Legal and Ethical Considerations

Upholding Ethical Standards

Doctors navigate legal and ethical boundaries when prescribing Xanax and conducting drug tests.

Privacy and Consent

  • Informed Consent: Doctors ensure patients understand the purpose and implications of drug testing, obtaining their consent before proceeding.
  • Confidentiality: Respecting patient confidentiality remains paramount, with exceptions for cases involving potential harm.

Legal Obligations

Doctors adhere to legal frameworks while considering patient care and safety.

Regulatory Compliance

  • Healthcare Regulations: Doctors follow established guidelines and regulations governing medication prescription and patient care.
  • Reporting Obligations: In cases of substance abuse or potential harm, doctors fulfill their legal duty to report the situation to appropriate authorities.


In the intricate web of Xanax prescription and drug testing, doctors play a pivotal role in ensuring patient safety, optimal treatment, and effective communication.

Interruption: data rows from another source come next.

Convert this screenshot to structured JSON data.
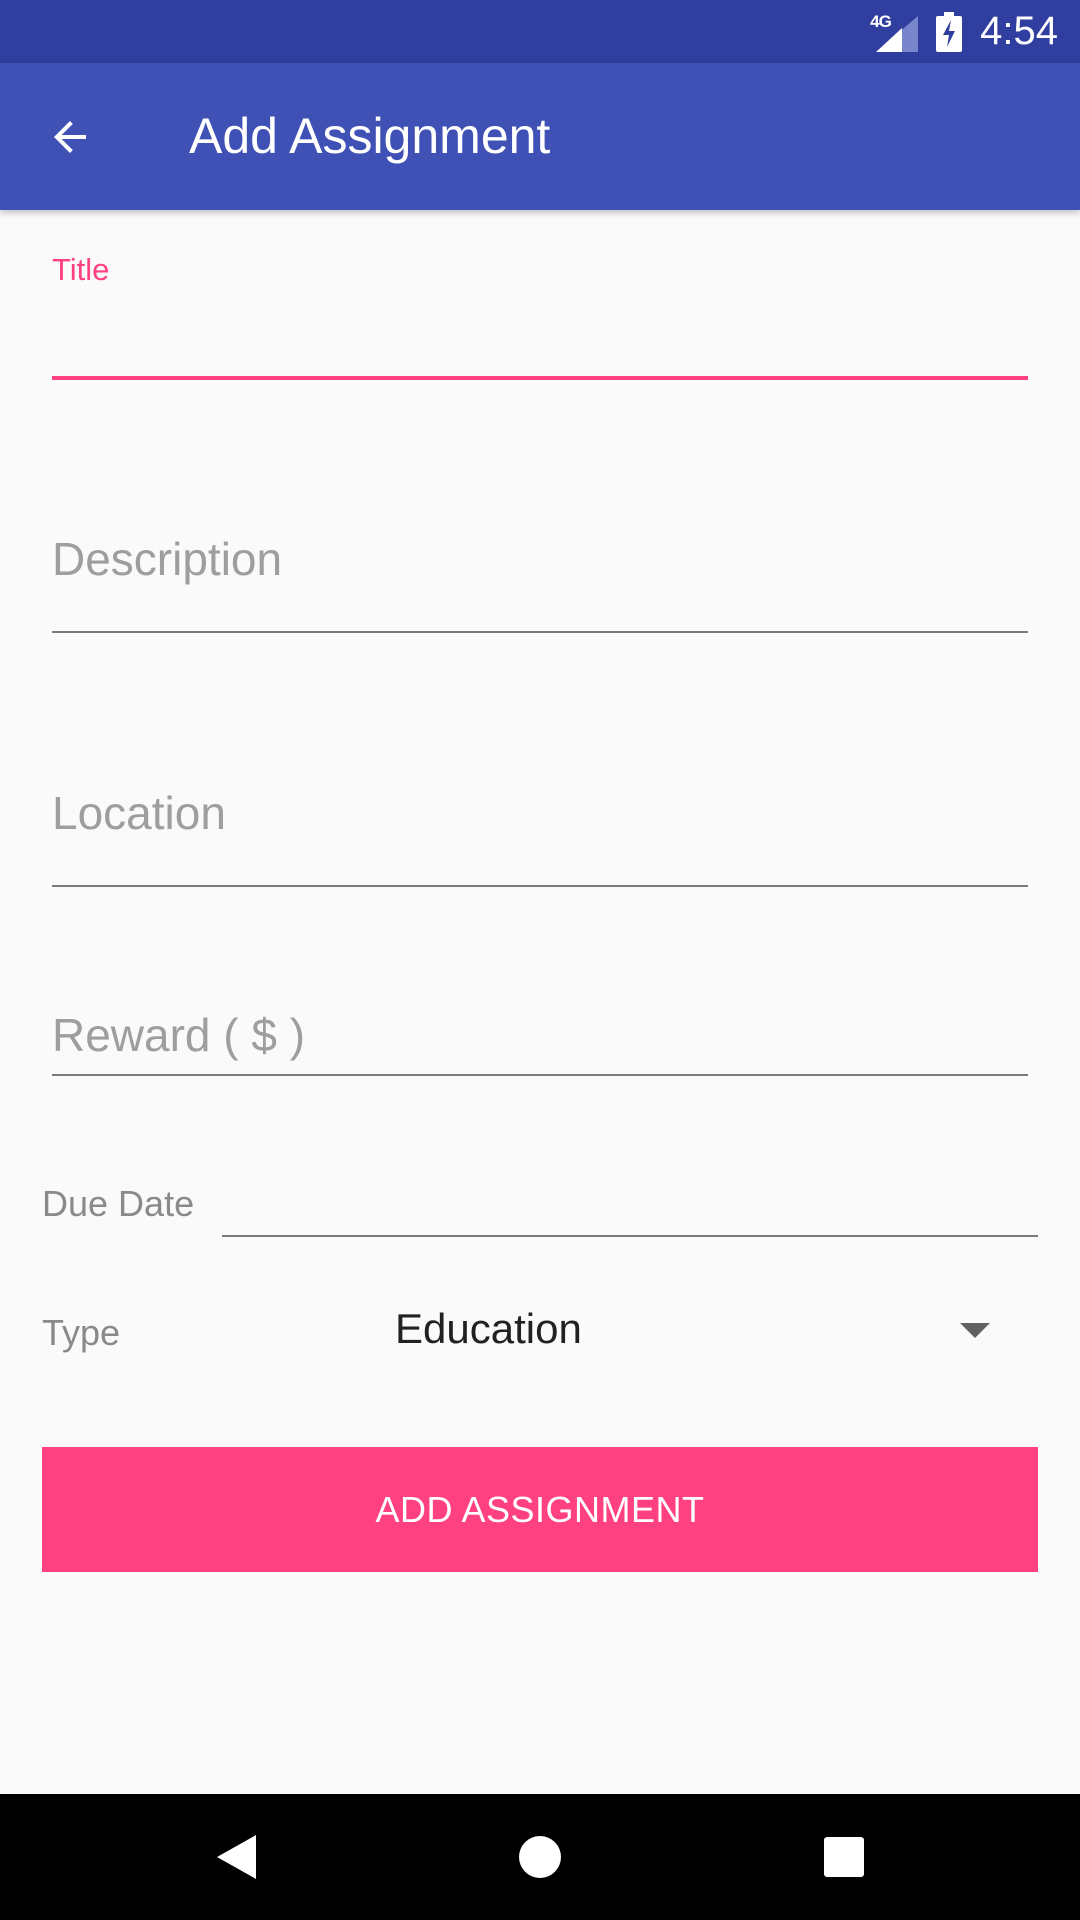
{
  "status_bar": {
    "network_label": "4G",
    "time": "4:54"
  },
  "app_bar": {
    "back_icon": "arrow-back-icon",
    "title": "Add Assignment"
  },
  "form": {
    "title": {
      "label": "Title",
      "value": ""
    },
    "description": {
      "placeholder": "Description",
      "value": ""
    },
    "location": {
      "placeholder": "Location",
      "value": ""
    },
    "reward": {
      "placeholder": "Reward ( $ )",
      "value": ""
    },
    "due_date": {
      "label": "Due Date",
      "value": ""
    },
    "type": {
      "label": "Type",
      "selected": "Education"
    },
    "submit_label": "ADD ASSIGNMENT"
  },
  "nav_bar": {
    "back_icon": "triangle-back-icon",
    "home_icon": "circle-home-icon",
    "recents_icon": "square-recents-icon"
  },
  "colors": {
    "status_bar": "#303F9F",
    "primary": "#3F51B5",
    "accent": "#FF4081",
    "background": "#FAFAFA"
  }
}
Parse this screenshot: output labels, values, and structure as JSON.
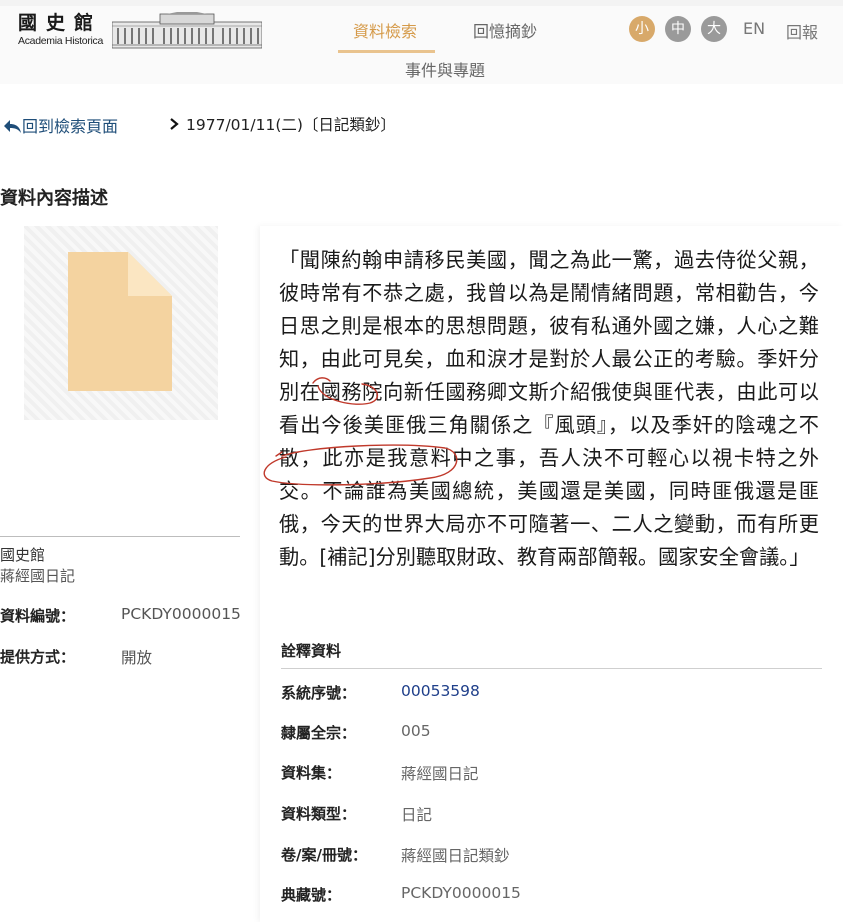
{
  "header": {
    "logo_zh": "國史館",
    "logo_en": "Academia Historica",
    "nav": {
      "search": "資料檢索",
      "memoir": "回憶摘鈔",
      "events": "事件與專題"
    },
    "font_sizes": {
      "small": "小",
      "medium": "中",
      "large": "大"
    },
    "lang": "EN",
    "feedback": "回報"
  },
  "breadcrumb": {
    "back": "回到檢索頁面",
    "current": "1977/01/11(二)〔日記類鈔〕"
  },
  "section_title": "資料內容描述",
  "sidebar": {
    "org": "國史館",
    "collection": "蔣經國日記",
    "fields": [
      {
        "label": "資料編號：",
        "value": "PCKDY0000015"
      },
      {
        "label": "提供方式：",
        "value": "開放"
      }
    ]
  },
  "content": {
    "text_p1": "「聞陳約翰申請移民美國，聞之為此一驚，過去侍從父親，彼時常有不恭之處，我曾以為是鬧情緒問題，常相勸告，今日思之則是根本的思想問題，彼有私通外國之嫌，人心之難知，由此可見矣，血和淚才是對於人最公正的考驗。",
    "hl1": "季奸",
    "text_p2": "分別在國務院向新任國務卿文斯介紹俄使與匪代表，由此可以看出今後美匪俄三角關係之『風頭』，以及",
    "hl2": "季奸的陰魂之不散",
    "text_p3": "，此亦是我意料中之事，吾人決不可輕心以視卡特之外交。不論誰為美國總統，美國還是美國，同時匪俄還是匪俄，今天的世界大局亦不可隨著一、二人之變動，而有所更動。[補記]分別聽取財政、教育兩部簡報。國家安全會議。」"
  },
  "annotation": {
    "title": "詮釋資料",
    "fields": [
      {
        "label": "系統序號：",
        "value": "00053598"
      },
      {
        "label": "隸屬全宗：",
        "value": "005"
      },
      {
        "label": "資料集：",
        "value": "蔣經國日記"
      },
      {
        "label": "資料類型：",
        "value": "日記"
      },
      {
        "label": "卷/案/冊號：",
        "value": "蔣經國日記類鈔"
      },
      {
        "label": "典藏號：",
        "value": "PCKDY0000015"
      }
    ]
  },
  "colors": {
    "accent": "#d59a49",
    "link": "#1f4e79",
    "annotation_ink": "#c0392b"
  }
}
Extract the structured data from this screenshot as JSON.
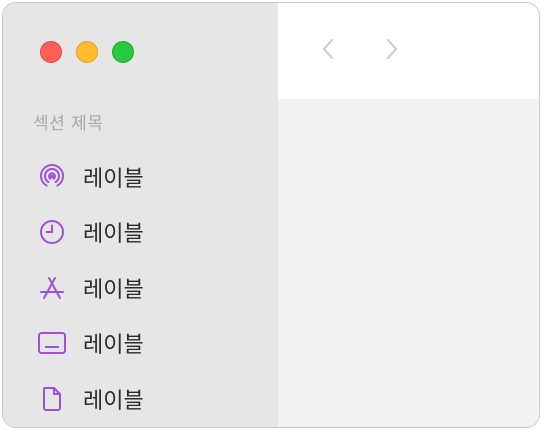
{
  "window": {
    "traffic_lights": [
      {
        "name": "close",
        "color": "#fe5f57"
      },
      {
        "name": "minimize",
        "color": "#febc2e"
      },
      {
        "name": "zoom",
        "color": "#28c840"
      }
    ]
  },
  "sidebar": {
    "section_title": "섹션 제목",
    "accent_color": "#a050d8",
    "items": [
      {
        "icon": "airdrop-icon",
        "label": "레이블"
      },
      {
        "icon": "clock-icon",
        "label": "레이블"
      },
      {
        "icon": "app-store-icon",
        "label": "레이블"
      },
      {
        "icon": "display-icon",
        "label": "레이블"
      },
      {
        "icon": "document-icon",
        "label": "레이블"
      }
    ]
  },
  "toolbar": {
    "back_icon": "chevron-left-icon",
    "forward_icon": "chevron-right-icon",
    "nav_color": "#c9c9c9"
  }
}
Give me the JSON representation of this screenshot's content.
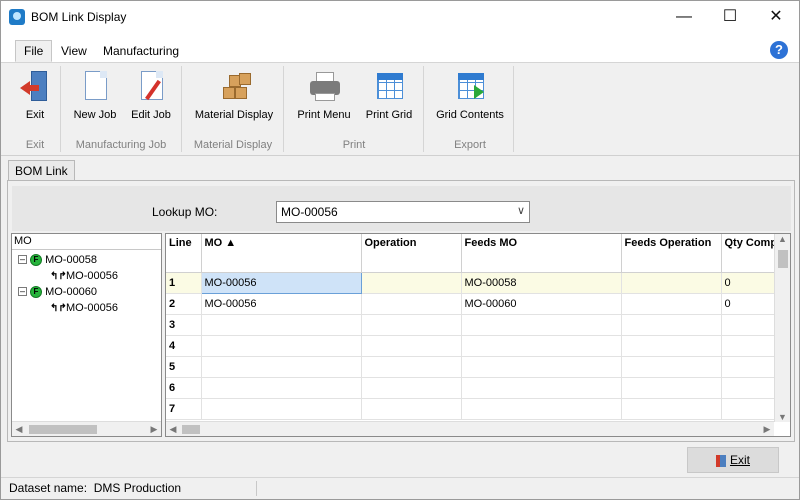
{
  "window": {
    "title": "BOM Link Display"
  },
  "menu": {
    "tabs": [
      "File",
      "View",
      "Manufacturing"
    ]
  },
  "ribbon": {
    "buttons": {
      "exit": "Exit",
      "new_job": "New Job",
      "edit_job": "Edit Job",
      "material_display": "Material Display",
      "print_menu": "Print Menu",
      "print_grid": "Print Grid",
      "grid_contents": "Grid Contents"
    },
    "groups": {
      "exit": "Exit",
      "manufacturing_job": "Manufacturing Job",
      "material_display": "Material Display",
      "print": "Print",
      "export": "Export"
    }
  },
  "content_tab": "BOM Link",
  "lookup": {
    "label": "Lookup MO:",
    "value": "MO-00056"
  },
  "tree": {
    "header": "MO",
    "nodes": [
      {
        "badge": "F",
        "label": "MO-00058",
        "child": "MO-00056"
      },
      {
        "badge": "F",
        "label": "MO-00060",
        "child": "MO-00056"
      }
    ]
  },
  "grid": {
    "columns": [
      "Line",
      "MO ▲",
      "Operation",
      "Feeds MO",
      "Feeds Operation",
      "Qty Comp"
    ],
    "rows": [
      {
        "line": "1",
        "mo": "MO-00056",
        "operation": "",
        "feeds_mo": "MO-00058",
        "feeds_operation": "",
        "qty": "0"
      },
      {
        "line": "2",
        "mo": "MO-00056",
        "operation": "",
        "feeds_mo": "MO-00060",
        "feeds_operation": "",
        "qty": "0"
      },
      {
        "line": "3",
        "mo": "",
        "operation": "",
        "feeds_mo": "",
        "feeds_operation": "",
        "qty": ""
      },
      {
        "line": "4",
        "mo": "",
        "operation": "",
        "feeds_mo": "",
        "feeds_operation": "",
        "qty": ""
      },
      {
        "line": "5",
        "mo": "",
        "operation": "",
        "feeds_mo": "",
        "feeds_operation": "",
        "qty": ""
      },
      {
        "line": "6",
        "mo": "",
        "operation": "",
        "feeds_mo": "",
        "feeds_operation": "",
        "qty": ""
      },
      {
        "line": "7",
        "mo": "",
        "operation": "",
        "feeds_mo": "",
        "feeds_operation": "",
        "qty": ""
      }
    ]
  },
  "footer": {
    "exit_label": "Exit"
  },
  "status": {
    "text": "Dataset name:  DMS Production"
  }
}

By understanding the nuanced relationship between medical decisions and drug testing, patients are better equipped to actively participate in their care journey, fostering a sense of trust and collaboration with their healthcare providers.

Frequently Asked Questions (FAQs)

FAQ 1: Do doctors always perform drug tests before prescribing Xanax?

Answer: Not always. Doctors consider various factors, including medical history, symptoms, and risk factors, before deciding whether drug testing is necessary. It depends on the individual case.

FAQ 2: Can Xanax show up on a standard drug test?

Answer: Yes, Xanax can be detected in standard drug tests, especially urine tests. It’s important to disclose all medications to your doctor before undergoing any tests.

FAQ 3: What if I have a history of substance abuse? Will I still be prescribed Xanax?

Answer: A history of substance abuse might influence the decision to prescribe Xanax. Doctors consider potential risks and work with patients to determine the most suitable treatment plan.

FAQ 4: Can I continue taking other medications while on Xanax?

Answer: It depends on the specific medications. Some drugs can interact with Xanax, affecting its effectiveness or causing side effects. Always inform your doctor about all medications you are taking.

FAQ 5: How long does Xanax stay in your system?

Answer: Xanax can be detected in various drug tests for different durations. Generally, it can be detected in urine for up to 4 days, saliva for 2-4 days, and blood for about 1-6 days.

FAQ 6: Are there any natural alternatives to Xanax for anxiety?

Answer: Yes, there are natural alternatives such as mindfulness, meditation, exercise, and dietary adjustments. Cognitive behavioral therapy (CBT) is also a proven non-drug option for managing anxiety.

FAQ 7: Can I drink alcohol while taking Xanax?

Answer: It’s not recommended to consume alcohol while taking Xanax. Alcohol can intensify the sedative effects of the medication and increase the risk of side effects.

FAQ 8: Is Xanax addictive?

Answer: Yes, Xanax belongs to the benzodiazepine class of drugs, which can be habit-forming if not taken as prescribed. Doctors closely monitor patients to minimize the risk of dependence.

FAQ 9: What should I do if I experience side effects from Xanax?

Answer: If you experience any concerning side effects, contact your doctor immediately. They can assess the situation and determine whether adjustments to your treatment plan are necessary.

FAQ 10: Can I abruptly stop taking Xanax?

Answer: No, abruptly discontinuing Xanax can lead to withdrawal symptoms and potential health risks. Always consult your doctor before making any changes to your medication regimen.